━━━━━ PROVIDED RECORDS

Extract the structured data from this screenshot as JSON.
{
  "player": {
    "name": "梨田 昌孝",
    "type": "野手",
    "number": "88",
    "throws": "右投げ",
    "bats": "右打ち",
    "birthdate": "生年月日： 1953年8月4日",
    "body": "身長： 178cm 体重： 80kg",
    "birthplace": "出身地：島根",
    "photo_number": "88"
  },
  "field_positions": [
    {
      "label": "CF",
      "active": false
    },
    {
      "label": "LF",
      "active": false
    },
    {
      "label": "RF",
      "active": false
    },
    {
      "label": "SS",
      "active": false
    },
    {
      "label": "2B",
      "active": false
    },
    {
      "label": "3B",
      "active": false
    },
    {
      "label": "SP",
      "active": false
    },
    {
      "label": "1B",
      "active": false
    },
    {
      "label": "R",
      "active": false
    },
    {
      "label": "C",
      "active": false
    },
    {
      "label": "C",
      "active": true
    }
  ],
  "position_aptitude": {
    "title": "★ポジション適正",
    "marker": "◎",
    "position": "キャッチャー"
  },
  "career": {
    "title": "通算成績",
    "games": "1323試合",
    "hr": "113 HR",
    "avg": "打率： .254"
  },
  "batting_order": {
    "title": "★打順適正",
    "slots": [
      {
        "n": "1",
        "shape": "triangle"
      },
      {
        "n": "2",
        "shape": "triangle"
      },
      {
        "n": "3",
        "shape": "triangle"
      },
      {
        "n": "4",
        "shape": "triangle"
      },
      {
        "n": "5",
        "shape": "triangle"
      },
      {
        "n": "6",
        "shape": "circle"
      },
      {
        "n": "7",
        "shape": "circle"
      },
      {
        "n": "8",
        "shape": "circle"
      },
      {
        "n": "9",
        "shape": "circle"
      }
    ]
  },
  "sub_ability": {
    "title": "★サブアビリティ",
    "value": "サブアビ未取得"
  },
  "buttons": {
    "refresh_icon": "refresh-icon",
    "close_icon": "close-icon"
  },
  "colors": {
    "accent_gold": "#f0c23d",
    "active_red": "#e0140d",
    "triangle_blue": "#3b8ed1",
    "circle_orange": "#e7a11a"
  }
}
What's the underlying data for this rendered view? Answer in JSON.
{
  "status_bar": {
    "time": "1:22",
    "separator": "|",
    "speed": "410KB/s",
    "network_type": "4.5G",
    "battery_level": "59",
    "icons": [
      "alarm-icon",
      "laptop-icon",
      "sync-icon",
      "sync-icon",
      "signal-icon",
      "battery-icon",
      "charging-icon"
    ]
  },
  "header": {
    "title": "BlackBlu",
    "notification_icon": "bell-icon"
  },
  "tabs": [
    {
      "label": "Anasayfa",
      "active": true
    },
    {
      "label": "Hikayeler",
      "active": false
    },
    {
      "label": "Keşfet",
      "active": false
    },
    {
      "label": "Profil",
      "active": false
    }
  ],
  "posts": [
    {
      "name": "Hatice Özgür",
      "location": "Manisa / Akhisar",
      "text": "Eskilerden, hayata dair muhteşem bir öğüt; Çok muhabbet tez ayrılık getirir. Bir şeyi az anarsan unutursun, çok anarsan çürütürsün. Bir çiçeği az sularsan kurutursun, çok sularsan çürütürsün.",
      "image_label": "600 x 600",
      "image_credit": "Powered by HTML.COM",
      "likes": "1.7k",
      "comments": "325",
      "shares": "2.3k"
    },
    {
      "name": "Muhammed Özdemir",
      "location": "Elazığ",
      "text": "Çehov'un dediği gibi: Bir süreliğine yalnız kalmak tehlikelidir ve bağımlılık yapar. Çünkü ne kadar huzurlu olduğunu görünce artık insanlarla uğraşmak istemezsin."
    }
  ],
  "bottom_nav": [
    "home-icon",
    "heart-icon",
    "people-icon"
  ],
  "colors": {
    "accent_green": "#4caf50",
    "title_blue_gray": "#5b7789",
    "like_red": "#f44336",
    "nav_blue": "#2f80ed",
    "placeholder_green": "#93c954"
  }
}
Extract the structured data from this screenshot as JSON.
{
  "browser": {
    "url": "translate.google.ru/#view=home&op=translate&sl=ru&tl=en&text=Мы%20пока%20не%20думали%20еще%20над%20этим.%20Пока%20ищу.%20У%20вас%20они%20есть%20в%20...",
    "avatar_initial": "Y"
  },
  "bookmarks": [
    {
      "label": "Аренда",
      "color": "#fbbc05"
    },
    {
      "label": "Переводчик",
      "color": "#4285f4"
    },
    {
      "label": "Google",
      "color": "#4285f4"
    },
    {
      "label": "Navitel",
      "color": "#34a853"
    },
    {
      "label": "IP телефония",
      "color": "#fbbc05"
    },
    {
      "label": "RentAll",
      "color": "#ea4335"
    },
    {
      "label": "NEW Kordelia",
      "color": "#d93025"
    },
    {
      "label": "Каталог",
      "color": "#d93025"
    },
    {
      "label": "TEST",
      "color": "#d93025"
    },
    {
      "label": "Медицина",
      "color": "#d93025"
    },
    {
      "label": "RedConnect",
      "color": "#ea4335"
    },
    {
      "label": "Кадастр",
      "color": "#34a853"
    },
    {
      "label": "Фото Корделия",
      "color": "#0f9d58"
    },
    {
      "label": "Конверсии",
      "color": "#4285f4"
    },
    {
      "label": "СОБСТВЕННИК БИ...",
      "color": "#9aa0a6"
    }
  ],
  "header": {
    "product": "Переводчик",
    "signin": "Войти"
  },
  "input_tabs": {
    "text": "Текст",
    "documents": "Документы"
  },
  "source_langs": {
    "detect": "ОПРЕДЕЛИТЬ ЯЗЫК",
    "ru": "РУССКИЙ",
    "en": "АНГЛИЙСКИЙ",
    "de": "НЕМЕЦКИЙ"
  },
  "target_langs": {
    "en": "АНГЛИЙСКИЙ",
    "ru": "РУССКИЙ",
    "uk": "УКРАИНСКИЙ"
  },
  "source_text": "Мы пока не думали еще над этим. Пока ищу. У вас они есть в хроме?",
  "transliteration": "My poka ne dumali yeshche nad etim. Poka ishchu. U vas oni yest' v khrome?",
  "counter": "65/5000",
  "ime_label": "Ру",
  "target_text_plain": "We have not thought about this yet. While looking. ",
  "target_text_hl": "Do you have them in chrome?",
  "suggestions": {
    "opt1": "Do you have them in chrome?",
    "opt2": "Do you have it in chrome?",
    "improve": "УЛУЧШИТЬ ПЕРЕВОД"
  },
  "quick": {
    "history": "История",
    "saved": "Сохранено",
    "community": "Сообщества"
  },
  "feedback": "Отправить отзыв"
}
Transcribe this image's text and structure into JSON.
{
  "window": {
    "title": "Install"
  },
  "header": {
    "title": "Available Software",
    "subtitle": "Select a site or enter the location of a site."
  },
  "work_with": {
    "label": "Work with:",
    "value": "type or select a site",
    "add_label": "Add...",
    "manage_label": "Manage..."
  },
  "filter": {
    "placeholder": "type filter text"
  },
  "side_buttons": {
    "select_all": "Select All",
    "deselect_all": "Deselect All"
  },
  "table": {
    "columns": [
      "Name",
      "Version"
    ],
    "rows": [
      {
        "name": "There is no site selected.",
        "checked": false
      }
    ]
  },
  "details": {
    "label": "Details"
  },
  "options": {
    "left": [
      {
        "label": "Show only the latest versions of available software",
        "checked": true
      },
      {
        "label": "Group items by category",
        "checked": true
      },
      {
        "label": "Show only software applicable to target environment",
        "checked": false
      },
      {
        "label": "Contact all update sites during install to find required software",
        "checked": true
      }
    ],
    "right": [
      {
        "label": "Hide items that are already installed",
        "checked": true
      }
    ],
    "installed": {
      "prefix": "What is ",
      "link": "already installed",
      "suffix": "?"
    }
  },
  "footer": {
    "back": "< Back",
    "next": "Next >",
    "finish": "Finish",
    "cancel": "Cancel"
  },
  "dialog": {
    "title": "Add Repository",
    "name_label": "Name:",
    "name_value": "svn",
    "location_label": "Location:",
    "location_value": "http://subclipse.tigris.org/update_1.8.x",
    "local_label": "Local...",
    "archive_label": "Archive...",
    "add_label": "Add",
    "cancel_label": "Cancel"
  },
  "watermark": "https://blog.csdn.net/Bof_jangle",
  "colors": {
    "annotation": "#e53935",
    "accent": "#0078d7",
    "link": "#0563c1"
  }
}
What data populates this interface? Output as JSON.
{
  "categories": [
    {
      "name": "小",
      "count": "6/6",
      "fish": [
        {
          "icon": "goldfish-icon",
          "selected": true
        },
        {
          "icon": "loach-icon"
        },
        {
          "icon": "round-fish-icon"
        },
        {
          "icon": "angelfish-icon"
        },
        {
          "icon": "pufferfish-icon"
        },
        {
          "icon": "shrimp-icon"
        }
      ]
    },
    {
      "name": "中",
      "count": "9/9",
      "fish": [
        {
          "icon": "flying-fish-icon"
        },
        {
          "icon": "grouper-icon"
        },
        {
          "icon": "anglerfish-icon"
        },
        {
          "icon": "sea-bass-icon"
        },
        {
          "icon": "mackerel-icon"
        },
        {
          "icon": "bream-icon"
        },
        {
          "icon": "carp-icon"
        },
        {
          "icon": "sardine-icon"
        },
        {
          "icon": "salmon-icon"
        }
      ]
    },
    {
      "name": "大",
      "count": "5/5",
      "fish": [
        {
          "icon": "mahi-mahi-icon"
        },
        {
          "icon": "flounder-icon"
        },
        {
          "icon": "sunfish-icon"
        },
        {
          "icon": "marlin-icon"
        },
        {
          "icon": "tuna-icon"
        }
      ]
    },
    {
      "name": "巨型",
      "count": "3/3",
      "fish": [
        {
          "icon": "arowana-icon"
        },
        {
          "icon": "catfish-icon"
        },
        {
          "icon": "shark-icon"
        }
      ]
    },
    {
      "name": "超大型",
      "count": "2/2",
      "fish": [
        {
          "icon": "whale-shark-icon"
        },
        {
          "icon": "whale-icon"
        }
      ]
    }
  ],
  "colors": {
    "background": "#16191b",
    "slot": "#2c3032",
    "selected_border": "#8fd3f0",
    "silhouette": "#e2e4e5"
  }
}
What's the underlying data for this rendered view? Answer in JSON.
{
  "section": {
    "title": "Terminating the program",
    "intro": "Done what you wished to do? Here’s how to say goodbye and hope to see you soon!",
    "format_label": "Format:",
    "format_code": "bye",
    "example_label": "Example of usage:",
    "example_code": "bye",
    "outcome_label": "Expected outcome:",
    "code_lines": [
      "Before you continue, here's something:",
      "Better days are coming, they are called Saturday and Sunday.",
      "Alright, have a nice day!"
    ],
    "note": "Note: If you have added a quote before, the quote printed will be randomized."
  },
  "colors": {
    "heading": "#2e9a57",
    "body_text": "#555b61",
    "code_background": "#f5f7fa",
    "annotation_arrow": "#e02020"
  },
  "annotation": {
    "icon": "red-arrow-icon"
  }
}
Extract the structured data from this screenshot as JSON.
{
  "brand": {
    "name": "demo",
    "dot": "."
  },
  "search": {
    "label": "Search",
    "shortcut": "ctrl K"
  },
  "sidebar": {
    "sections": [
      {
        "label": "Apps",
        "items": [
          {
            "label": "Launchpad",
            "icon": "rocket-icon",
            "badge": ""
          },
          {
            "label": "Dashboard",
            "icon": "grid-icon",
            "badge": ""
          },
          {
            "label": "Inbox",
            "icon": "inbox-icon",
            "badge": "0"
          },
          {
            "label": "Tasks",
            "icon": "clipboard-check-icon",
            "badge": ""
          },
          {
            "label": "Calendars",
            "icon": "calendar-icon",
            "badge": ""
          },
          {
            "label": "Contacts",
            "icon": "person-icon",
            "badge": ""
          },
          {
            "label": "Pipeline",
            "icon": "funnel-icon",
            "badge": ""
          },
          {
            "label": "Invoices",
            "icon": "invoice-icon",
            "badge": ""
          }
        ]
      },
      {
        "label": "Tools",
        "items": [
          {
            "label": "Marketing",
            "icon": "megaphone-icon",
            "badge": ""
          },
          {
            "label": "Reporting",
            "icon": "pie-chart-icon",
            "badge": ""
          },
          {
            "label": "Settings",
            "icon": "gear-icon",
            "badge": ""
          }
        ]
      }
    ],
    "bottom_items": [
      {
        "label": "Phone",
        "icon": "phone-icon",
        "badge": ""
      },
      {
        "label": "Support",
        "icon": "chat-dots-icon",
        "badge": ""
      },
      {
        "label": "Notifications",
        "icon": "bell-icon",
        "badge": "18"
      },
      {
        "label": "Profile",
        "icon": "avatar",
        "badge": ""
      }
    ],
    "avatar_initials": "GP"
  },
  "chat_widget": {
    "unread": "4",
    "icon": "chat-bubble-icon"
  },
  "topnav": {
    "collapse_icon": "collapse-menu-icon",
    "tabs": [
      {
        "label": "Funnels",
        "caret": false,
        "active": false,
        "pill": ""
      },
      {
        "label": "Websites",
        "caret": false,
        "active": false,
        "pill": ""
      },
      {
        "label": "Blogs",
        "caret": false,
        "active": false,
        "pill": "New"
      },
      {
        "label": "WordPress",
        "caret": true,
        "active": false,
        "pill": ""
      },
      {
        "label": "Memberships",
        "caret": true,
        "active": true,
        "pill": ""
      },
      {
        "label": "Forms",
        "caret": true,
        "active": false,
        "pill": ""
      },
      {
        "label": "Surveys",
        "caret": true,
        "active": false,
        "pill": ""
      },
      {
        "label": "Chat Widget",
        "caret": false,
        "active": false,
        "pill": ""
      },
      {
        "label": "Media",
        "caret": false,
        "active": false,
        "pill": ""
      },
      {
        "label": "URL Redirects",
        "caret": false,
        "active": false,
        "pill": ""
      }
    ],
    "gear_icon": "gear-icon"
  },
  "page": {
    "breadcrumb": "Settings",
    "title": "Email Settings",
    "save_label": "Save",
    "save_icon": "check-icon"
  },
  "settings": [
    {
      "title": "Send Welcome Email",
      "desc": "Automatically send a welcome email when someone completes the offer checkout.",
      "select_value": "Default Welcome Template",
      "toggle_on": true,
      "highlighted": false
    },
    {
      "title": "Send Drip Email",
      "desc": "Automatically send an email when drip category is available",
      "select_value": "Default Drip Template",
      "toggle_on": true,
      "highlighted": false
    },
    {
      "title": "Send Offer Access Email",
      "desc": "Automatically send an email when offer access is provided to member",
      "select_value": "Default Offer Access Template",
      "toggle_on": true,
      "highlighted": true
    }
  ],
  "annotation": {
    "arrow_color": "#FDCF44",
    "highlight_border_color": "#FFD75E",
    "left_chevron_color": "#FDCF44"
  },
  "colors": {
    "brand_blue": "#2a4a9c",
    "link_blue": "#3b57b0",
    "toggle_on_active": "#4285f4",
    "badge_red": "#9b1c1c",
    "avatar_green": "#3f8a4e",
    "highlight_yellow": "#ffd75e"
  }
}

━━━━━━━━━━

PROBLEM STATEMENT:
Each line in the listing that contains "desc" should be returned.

RESPONSE TO THE TASK:
      "desc": "Automatically send a welcome email when someone completes the offer checkout.",
      "desc": "Automatically send an email when drip category is available",
      "desc": "Automatically send an email when offer access is provided to member",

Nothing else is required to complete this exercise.